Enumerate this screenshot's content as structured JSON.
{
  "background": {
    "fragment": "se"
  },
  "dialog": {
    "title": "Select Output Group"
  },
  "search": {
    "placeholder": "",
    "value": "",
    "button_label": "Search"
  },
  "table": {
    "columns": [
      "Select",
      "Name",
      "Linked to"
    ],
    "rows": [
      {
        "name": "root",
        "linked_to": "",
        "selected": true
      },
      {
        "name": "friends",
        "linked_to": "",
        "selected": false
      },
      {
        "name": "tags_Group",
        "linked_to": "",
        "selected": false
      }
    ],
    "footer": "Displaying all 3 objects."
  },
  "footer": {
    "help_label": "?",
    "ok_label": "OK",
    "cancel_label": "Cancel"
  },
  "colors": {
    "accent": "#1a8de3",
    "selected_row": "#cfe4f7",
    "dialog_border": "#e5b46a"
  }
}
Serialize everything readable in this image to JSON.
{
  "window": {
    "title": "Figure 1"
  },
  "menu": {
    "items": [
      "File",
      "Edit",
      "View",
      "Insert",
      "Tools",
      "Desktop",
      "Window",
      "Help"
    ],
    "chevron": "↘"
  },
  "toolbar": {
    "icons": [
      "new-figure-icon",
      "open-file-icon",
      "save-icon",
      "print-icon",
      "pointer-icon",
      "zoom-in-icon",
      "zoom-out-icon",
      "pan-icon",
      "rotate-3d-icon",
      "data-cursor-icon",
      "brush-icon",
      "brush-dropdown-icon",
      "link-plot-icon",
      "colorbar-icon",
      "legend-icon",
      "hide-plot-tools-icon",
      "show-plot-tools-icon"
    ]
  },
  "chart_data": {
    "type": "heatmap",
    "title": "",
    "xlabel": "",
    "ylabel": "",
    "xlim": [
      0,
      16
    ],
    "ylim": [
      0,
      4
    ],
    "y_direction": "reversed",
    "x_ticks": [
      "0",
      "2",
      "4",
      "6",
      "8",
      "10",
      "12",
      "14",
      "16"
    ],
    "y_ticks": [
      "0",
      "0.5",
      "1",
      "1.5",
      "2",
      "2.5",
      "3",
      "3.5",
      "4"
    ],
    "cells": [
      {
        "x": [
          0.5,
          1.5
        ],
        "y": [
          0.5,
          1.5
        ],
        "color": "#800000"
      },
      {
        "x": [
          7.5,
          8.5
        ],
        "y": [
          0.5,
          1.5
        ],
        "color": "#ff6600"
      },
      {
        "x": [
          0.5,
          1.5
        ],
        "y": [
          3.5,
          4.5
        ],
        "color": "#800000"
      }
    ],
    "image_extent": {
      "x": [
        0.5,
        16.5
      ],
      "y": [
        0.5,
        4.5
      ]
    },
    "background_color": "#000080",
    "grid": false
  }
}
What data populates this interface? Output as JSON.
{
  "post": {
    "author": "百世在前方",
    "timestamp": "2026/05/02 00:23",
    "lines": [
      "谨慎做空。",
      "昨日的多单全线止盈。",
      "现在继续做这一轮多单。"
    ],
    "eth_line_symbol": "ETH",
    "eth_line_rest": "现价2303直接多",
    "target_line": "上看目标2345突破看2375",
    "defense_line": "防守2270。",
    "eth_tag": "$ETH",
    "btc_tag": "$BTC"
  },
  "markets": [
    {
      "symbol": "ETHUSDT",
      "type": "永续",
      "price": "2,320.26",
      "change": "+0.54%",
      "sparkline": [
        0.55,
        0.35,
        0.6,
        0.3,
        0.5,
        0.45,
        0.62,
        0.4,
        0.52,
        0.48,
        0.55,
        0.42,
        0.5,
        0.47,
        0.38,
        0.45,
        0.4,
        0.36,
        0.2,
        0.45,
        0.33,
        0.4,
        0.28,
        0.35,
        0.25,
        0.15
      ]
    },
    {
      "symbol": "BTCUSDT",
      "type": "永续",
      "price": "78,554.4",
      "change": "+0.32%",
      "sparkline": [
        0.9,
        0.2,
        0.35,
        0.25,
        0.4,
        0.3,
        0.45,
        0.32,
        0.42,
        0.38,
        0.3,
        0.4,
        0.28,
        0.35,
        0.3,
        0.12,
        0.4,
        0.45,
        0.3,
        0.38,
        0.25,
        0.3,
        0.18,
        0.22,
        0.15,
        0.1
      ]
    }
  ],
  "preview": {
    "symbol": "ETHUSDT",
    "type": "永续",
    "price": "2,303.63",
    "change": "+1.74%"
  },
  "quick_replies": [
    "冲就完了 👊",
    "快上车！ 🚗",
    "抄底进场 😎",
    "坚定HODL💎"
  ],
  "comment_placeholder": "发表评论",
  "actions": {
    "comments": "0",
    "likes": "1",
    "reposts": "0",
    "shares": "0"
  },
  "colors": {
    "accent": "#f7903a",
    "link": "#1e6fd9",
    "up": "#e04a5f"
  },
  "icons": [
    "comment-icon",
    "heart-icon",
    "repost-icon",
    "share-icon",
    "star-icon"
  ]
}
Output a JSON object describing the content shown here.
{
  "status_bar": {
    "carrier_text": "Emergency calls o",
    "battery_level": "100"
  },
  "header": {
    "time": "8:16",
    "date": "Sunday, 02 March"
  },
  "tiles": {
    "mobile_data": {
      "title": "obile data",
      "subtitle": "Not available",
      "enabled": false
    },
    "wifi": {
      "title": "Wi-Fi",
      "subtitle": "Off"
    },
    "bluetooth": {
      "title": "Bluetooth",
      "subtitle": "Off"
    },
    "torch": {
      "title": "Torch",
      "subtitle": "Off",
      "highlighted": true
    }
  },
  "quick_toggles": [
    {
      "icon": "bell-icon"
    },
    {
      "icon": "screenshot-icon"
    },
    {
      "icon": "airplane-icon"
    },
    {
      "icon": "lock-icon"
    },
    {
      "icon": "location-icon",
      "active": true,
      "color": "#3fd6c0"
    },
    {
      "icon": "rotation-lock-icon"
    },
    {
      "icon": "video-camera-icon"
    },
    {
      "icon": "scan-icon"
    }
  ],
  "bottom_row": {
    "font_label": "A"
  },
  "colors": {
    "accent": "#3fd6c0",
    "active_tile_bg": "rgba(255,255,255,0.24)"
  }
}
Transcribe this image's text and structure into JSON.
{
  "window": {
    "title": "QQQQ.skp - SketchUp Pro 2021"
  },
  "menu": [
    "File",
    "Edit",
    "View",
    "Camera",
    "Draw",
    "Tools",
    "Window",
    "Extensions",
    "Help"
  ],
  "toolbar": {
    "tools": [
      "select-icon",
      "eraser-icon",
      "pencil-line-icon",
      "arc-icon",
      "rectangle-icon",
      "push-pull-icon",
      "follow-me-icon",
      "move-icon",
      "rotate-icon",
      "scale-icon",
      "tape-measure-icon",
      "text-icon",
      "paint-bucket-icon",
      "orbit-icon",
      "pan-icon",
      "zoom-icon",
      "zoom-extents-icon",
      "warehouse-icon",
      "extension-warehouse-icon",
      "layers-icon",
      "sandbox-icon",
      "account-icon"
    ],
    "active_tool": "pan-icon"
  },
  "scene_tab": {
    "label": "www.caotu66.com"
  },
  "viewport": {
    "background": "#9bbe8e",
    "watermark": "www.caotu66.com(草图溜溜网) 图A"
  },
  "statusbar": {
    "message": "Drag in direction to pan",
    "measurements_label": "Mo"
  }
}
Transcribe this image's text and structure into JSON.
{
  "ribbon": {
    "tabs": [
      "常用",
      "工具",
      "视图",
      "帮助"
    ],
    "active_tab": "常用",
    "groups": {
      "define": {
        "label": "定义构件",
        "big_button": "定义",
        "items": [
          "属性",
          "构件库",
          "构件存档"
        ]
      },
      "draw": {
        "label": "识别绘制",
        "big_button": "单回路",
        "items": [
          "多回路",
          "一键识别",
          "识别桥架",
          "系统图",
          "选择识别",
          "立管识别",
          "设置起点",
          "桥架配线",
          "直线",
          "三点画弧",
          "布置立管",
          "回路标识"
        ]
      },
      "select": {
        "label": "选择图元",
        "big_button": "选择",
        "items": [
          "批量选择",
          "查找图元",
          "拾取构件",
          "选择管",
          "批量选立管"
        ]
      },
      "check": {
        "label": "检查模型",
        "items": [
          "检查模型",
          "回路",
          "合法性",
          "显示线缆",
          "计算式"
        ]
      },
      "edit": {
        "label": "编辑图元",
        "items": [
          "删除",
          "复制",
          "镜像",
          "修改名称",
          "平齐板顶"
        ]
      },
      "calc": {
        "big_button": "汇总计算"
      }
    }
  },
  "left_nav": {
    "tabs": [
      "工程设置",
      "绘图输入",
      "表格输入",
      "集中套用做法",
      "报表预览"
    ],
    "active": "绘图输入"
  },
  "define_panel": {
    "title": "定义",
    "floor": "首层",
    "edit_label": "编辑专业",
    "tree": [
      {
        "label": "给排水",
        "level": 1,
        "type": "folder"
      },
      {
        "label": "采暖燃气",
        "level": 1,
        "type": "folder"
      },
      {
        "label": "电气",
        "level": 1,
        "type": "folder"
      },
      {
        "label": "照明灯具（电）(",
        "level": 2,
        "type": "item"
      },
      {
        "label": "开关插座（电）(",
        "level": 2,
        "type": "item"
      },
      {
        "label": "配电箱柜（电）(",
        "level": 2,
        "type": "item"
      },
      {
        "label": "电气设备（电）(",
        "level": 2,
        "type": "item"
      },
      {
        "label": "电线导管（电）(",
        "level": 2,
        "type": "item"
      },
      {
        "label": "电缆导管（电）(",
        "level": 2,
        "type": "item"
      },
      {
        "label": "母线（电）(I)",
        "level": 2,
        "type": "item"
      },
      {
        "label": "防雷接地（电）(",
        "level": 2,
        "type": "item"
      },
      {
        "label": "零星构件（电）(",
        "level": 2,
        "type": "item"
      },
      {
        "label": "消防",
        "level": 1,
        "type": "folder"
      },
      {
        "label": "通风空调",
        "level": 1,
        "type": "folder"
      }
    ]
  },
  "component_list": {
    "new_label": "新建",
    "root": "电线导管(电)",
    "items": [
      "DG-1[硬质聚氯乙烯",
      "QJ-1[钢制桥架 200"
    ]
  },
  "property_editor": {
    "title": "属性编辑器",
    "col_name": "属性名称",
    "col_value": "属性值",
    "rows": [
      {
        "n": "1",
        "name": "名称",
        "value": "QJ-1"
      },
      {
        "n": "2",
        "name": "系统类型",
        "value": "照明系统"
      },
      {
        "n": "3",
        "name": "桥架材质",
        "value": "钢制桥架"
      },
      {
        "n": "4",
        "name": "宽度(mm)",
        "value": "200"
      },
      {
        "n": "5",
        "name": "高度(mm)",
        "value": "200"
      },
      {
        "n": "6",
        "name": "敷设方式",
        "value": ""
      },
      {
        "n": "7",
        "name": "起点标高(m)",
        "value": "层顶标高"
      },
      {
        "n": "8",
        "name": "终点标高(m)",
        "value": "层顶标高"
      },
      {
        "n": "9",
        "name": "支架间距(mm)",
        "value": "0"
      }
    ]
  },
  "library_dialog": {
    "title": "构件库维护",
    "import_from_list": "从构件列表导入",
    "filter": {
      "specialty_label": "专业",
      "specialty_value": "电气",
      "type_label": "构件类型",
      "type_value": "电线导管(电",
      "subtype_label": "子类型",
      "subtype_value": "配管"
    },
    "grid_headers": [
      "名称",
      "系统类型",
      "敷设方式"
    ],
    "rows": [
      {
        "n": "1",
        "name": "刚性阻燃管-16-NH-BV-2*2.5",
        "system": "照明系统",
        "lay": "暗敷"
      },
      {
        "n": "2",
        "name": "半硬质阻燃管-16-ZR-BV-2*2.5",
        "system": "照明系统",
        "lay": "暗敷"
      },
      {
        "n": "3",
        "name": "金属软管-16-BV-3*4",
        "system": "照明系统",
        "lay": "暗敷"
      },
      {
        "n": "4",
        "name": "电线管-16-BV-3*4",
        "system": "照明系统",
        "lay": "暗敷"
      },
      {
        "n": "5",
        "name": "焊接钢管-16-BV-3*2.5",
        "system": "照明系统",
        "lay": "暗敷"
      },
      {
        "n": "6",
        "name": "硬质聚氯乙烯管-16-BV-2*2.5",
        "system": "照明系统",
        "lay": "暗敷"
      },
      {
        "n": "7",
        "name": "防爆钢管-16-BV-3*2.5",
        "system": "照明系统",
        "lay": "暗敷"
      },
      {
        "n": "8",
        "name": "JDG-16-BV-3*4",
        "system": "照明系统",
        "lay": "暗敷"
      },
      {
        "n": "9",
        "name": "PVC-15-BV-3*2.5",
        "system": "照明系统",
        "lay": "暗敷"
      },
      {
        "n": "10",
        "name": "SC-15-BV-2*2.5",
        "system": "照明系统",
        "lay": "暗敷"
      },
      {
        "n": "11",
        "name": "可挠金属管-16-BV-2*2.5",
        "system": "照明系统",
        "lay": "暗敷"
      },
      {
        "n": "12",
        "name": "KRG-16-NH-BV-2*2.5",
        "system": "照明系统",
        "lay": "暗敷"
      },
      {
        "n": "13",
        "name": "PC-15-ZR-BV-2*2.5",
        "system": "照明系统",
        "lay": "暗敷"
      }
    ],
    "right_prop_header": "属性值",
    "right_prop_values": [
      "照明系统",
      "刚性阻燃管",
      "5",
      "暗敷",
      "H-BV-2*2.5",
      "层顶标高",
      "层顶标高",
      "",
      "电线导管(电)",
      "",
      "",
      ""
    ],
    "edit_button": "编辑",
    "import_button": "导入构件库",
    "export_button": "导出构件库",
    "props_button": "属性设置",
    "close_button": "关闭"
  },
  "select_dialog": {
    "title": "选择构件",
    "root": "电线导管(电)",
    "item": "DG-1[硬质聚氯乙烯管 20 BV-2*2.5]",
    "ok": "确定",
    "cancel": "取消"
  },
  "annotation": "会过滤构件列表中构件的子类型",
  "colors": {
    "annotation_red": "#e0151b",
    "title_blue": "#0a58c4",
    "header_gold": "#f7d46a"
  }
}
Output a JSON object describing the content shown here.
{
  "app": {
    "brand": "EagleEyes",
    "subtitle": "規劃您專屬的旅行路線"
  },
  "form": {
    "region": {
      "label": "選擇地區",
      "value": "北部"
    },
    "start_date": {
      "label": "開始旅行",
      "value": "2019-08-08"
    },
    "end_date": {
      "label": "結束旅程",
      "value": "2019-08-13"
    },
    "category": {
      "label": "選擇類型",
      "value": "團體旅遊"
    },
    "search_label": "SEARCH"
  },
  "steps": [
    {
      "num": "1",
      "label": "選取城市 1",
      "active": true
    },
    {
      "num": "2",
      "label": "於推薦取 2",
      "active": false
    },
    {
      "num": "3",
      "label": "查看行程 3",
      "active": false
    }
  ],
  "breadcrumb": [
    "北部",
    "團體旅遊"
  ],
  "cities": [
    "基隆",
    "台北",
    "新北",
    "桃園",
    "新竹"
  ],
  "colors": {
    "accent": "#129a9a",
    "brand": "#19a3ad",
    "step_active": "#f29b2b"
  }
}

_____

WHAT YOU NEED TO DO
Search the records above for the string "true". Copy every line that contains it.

REPLY
        "selected": true
      "highlighted": true
      "active": true,
      "active": true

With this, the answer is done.